Projected Watershed Character Year 2020
Human population growth, and how it is accommodated in the landscape, is the dominant local influence on the future of forests and forestry in Maryland. The primary institutional framework determining how and where development will be accommodated is local government, operating through zoning and subdivision regulation and the programming of infrastructure like roads, water lines and sewers.
Watershed classifications mapped in this indicator are based on the proportion of urban and rural land uses as defined by the Maryland Department of Planning’s 1997 and projected 2020 land use estimates. The exurban areas represent the greatest shift from predominantly rural to more developed use between 1997 and 2020.

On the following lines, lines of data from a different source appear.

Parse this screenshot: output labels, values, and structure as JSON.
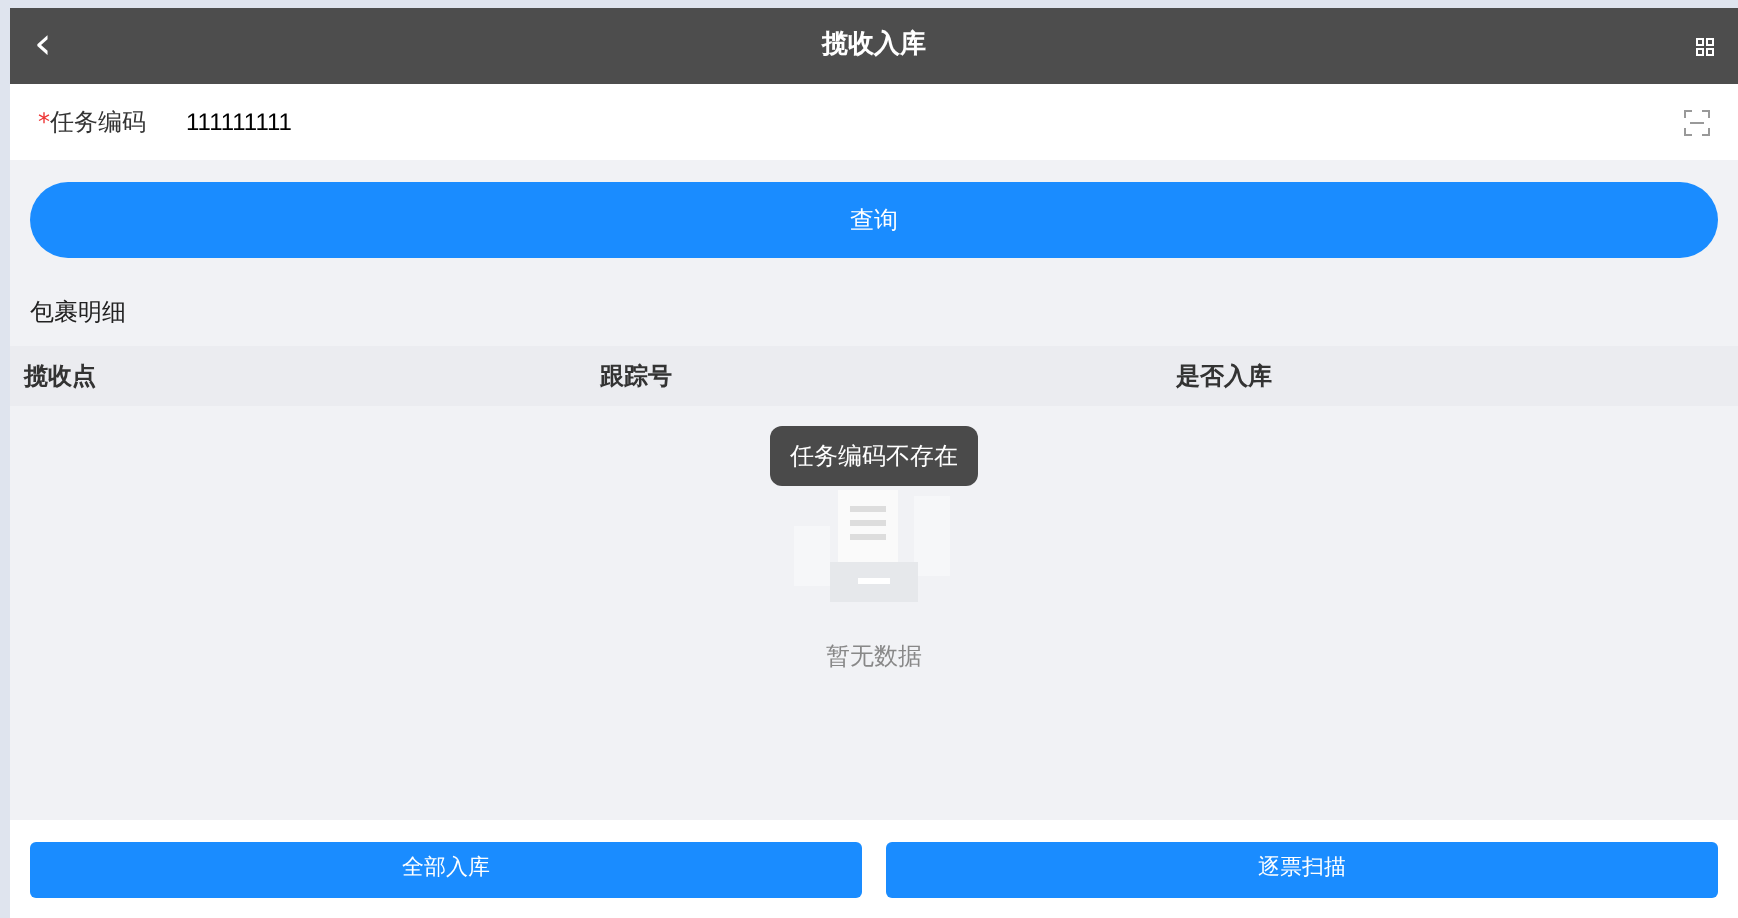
{
  "header": {
    "back": "‹",
    "title": "揽收入库"
  },
  "field": {
    "required": "*",
    "label": "任务编码",
    "value": "111111111"
  },
  "query_button": "查询",
  "section_title": "包裹明细",
  "table": {
    "columns": [
      "揽收点",
      "跟踪号",
      "是否入库"
    ],
    "empty_text": "暂无数据"
  },
  "toast": "任务编码不存在",
  "footer_buttons": [
    "全部入库",
    "逐票扫描"
  ]
}
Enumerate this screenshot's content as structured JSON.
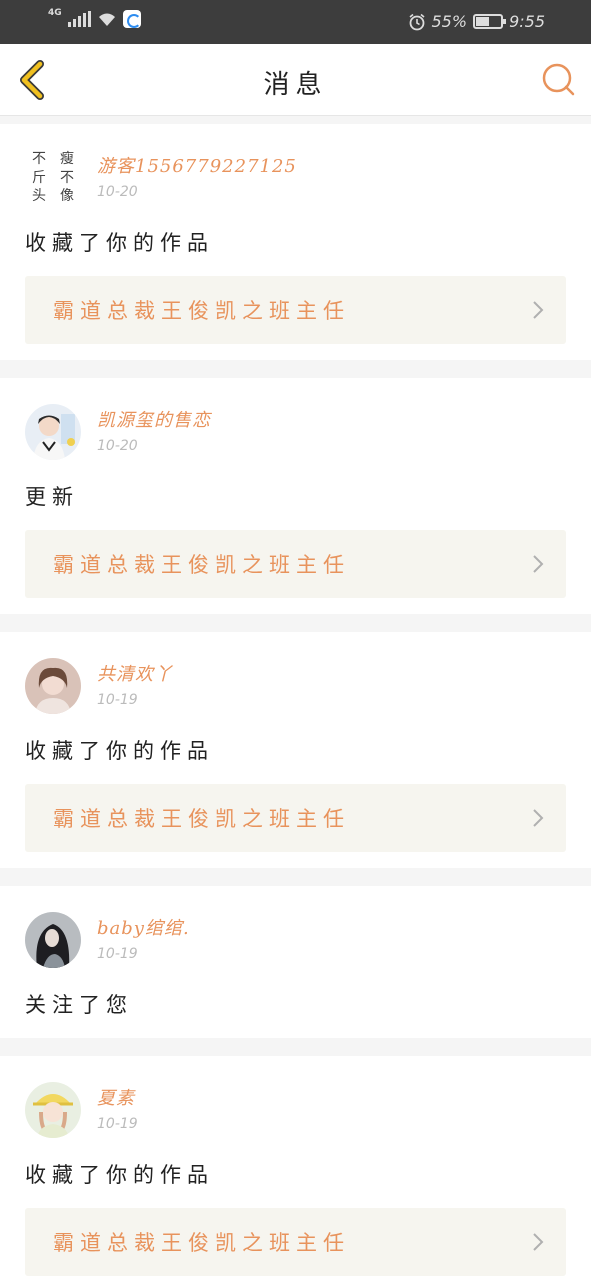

From a forest management perspective, areas identified as exurban are more likely to experience wholesale one-time land clearing cuts rather than continued forest production. In the more urbanized parts of the State, where use of forest areas for residential settings is increasingly prevalent, it is less likely that trees will be harvested, and access to the forests for other products, for example mushrooms or berries, or activities like hiking or hunting, may be restricted. The nature of most Department of Natural Resources programs providing forestry services will need to change accordingly: traditional forest management services will more strategically be targeted to remaining rural areas, while the need for urban forestry services will grow.